Calcium channel blockers versus ACE inhibitors as antihypertensives in polycystic kidney disease

QJM. 1996 Jan;89(1):65-70. doi: 10.1093/oxfordjournals.qjmed.a030139.


The effects of calcium channel blockers (CCBs) and angiotensin converting enzyme (ACE) inhibitors on blood pressure and the progression of renal dysfunction were compared in hypertensive patients with polycystic kidney disease (PKD). Twenty-six patients with PKD and hypertension who had been treated with other antihypertensive agents, such as diuretics, beta-blockers, or alpha-methyldopa, were followed up for two years, during which their blood pressure and renal function were monitored. Patients were divided into two groups classified according to the type of antihypertensive agents given. Group 1 (n = 14) received CCBs, while group 2 (n = 12) received ACE inhibitors. No significant differences were found in their blood pressure control and serum creatinine levels throughout the study. The creatinine clearances were decreased in both groups. However, the decreases in creatinine clearance were smaller (p < 0.05) in the group treated with CCBs. In addition, two patients in group 2 showed rapid increases in serum creatinine.

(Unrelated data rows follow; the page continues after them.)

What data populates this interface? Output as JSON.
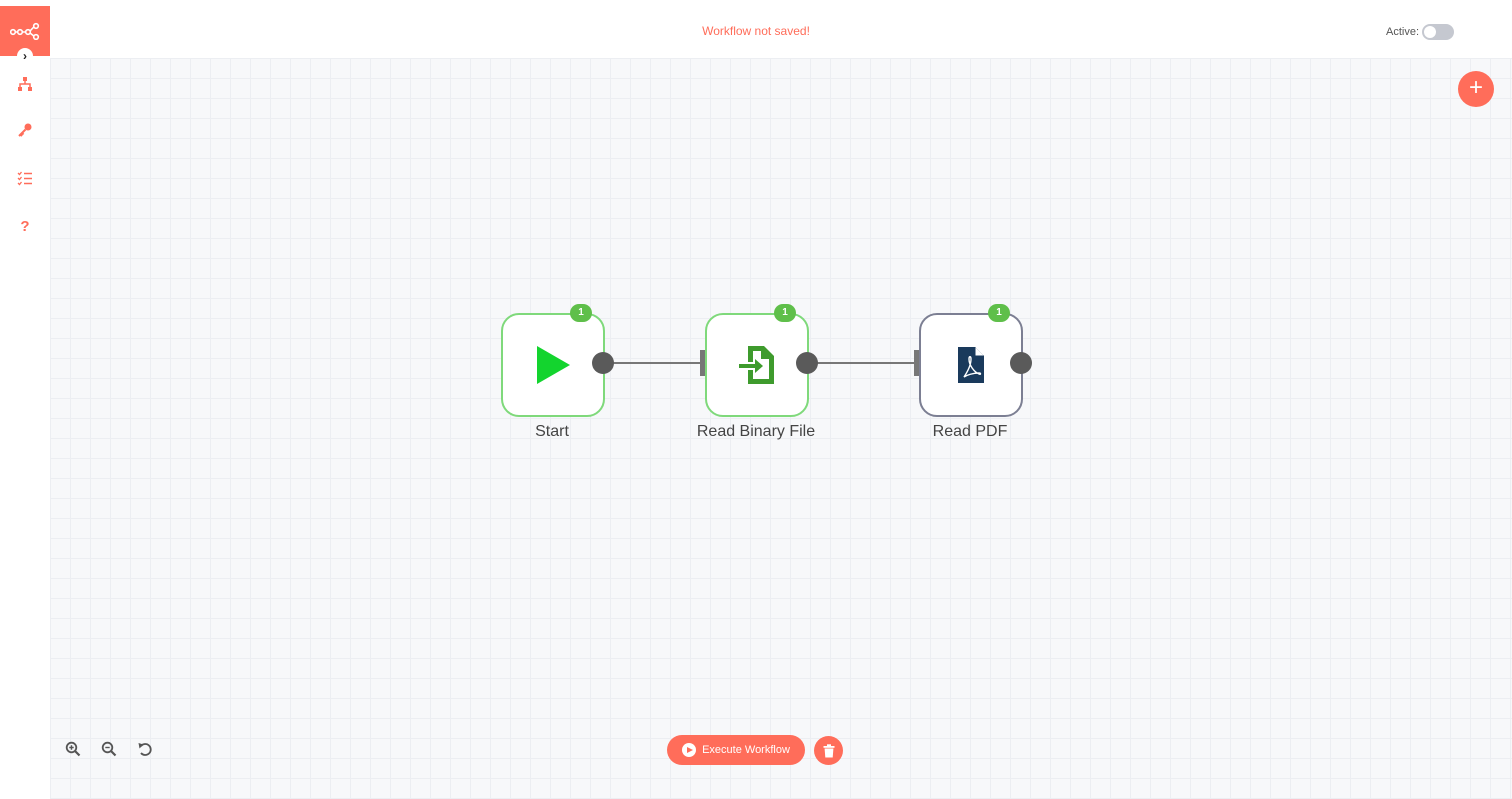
{
  "header": {
    "save_status": "Workflow not saved!",
    "active_label": "Active:"
  },
  "sidebar": {
    "items": [
      {
        "name": "workflows",
        "icon": "sitemap-icon"
      },
      {
        "name": "credentials",
        "icon": "key-icon"
      },
      {
        "name": "executions",
        "icon": "tasks-icon"
      },
      {
        "name": "help",
        "icon": "question-icon"
      }
    ]
  },
  "nodes": [
    {
      "label": "Start",
      "badge": "1",
      "icon": "play-icon",
      "status": "success"
    },
    {
      "label": "Read Binary File",
      "badge": "1",
      "icon": "file-import-icon",
      "status": "success"
    },
    {
      "label": "Read PDF",
      "badge": "1",
      "icon": "file-pdf-icon",
      "status": "default"
    }
  ],
  "footer": {
    "execute_label": "Execute Workflow"
  },
  "colors": {
    "accent": "#ff6d5a",
    "success": "#5fbf4a",
    "start_icon": "#13d42e",
    "read_binary_icon": "#3e9b2d",
    "pdf_icon": "#1a3a5c"
  }
}
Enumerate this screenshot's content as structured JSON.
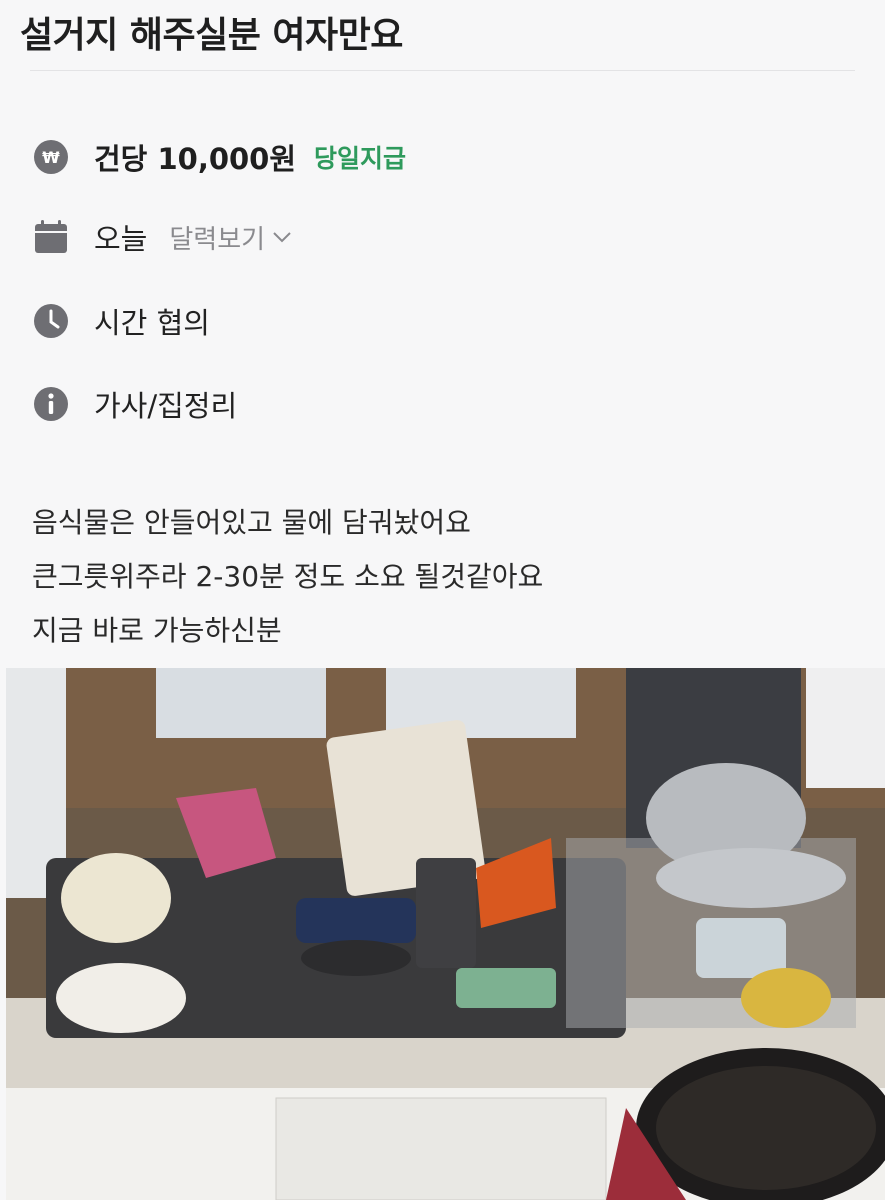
{
  "post": {
    "title": "설거지 해주실분 여자만요",
    "pay": {
      "amount_text": "건당 10,000원",
      "badge": "당일지급",
      "icon": "won-icon"
    },
    "date": {
      "text": "오늘",
      "link": "달력보기",
      "icon": "calendar-icon"
    },
    "time": {
      "text": "시간 협의",
      "icon": "clock-icon"
    },
    "category": {
      "text": "가사/집정리",
      "icon": "info-icon"
    },
    "description": [
      "음식물은 안들어있고 물에 담궈놨어요",
      "큰그릇위주라 2-30분 정도 소요 될것같아요",
      "지금 바로 가능하신분"
    ]
  },
  "colors": {
    "accent_green": "#2e9a5c",
    "icon_gray": "#6e6e73",
    "muted": "#8a8a8e"
  }
}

Our data suggest that CCBs reduced blood pressure effectively and preserved renal function in PKD patients at least as well as ACE inhibitors.

Publication types

  • Clinical Trial
  • Comparative Study
  • Controlled Clinical Trial

MeSH terms

  • Angiotensin-Converting Enzyme Inhibitors / therapeutic use*
  • Antihypertensive Agents / therapeutic use*
  • Blood Pressure / drug effects
  • Calcium Channel Blockers / therapeutic use*
  • Captopril / therapeutic use
  • Enalapril / therapeutic use
  • Female
  • Humans
  • Hypertension / complications
  • Hypertension / drug therapy*
  • Male
  • Middle Aged
  • Nicardipine / therapeutic use
  • Nifedipine / therapeutic use
  • Polycystic Kidney Diseases / complications*


  • Angiotensin-Converting Enzyme Inhibitors
  • Antihypertensive Agents
  • Calcium Channel Blockers
  • Enalapril
  • Captopril
  • Nicardipine
  • Nifedipine